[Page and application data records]
● ● ● ● ●

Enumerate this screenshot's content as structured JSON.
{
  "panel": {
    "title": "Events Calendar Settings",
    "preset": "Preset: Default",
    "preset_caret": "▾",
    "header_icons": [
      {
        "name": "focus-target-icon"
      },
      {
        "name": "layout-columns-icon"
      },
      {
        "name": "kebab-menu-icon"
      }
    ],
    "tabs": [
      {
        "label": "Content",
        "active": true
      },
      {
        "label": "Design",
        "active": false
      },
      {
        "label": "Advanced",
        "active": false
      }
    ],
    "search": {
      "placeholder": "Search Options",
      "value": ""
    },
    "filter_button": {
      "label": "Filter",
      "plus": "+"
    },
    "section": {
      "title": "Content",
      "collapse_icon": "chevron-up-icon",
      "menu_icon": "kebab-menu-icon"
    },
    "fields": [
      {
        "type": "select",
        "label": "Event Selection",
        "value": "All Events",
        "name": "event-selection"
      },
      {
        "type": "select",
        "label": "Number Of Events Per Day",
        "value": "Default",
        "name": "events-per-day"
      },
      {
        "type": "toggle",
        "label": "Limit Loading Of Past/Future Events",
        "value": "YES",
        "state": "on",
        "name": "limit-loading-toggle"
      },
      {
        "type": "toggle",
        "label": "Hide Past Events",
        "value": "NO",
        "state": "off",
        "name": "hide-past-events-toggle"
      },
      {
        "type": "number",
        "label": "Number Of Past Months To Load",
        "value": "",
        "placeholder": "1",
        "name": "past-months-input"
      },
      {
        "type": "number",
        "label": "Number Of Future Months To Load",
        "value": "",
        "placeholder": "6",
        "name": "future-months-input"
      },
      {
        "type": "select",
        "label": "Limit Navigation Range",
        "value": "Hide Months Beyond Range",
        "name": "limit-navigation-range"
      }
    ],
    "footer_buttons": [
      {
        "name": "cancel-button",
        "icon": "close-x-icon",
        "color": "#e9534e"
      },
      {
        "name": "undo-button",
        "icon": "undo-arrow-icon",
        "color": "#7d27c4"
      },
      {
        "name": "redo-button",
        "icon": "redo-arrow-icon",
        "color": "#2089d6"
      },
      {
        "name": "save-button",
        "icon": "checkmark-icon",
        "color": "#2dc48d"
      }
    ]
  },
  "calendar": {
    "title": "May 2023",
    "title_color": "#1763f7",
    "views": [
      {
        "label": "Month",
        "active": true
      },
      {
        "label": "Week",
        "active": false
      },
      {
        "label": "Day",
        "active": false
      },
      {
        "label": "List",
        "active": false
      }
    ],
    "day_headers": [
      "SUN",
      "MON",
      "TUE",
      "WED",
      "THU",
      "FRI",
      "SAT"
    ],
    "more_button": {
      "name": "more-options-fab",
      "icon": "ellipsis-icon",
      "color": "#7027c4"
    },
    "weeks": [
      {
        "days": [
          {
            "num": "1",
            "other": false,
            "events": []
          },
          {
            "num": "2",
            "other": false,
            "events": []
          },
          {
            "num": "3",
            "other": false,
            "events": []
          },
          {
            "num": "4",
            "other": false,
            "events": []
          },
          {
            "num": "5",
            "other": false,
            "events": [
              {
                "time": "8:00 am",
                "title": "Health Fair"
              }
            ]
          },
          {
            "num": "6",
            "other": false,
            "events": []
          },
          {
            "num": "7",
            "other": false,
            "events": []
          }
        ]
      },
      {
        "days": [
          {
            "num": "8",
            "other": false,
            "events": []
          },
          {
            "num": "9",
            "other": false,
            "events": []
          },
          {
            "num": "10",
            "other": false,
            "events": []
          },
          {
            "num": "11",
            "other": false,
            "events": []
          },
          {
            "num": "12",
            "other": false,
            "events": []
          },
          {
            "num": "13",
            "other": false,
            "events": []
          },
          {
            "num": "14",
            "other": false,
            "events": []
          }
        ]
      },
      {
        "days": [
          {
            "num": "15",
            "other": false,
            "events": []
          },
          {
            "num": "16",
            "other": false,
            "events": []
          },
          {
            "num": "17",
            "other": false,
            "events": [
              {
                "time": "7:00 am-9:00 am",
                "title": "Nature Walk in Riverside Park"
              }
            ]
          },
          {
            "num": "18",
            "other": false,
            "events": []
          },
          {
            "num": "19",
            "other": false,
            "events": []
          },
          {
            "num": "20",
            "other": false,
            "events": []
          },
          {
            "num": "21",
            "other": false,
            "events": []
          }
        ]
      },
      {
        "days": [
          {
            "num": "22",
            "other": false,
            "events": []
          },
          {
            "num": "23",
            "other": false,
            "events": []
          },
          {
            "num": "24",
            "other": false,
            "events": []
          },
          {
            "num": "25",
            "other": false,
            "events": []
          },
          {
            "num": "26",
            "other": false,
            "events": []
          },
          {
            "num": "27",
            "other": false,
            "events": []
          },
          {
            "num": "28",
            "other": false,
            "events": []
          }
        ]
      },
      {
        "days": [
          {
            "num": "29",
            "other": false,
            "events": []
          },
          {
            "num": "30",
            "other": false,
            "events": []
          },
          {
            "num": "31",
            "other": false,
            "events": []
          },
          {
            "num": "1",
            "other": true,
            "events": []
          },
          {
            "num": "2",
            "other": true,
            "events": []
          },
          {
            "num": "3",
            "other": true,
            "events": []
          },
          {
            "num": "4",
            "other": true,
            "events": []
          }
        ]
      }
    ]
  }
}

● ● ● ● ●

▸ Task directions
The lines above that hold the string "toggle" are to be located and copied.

▸ Response for this exercise
        "type": "toggle",
        "name": "limit-loading-toggle"
        "type": "toggle",
        "name": "hide-past-events-toggle"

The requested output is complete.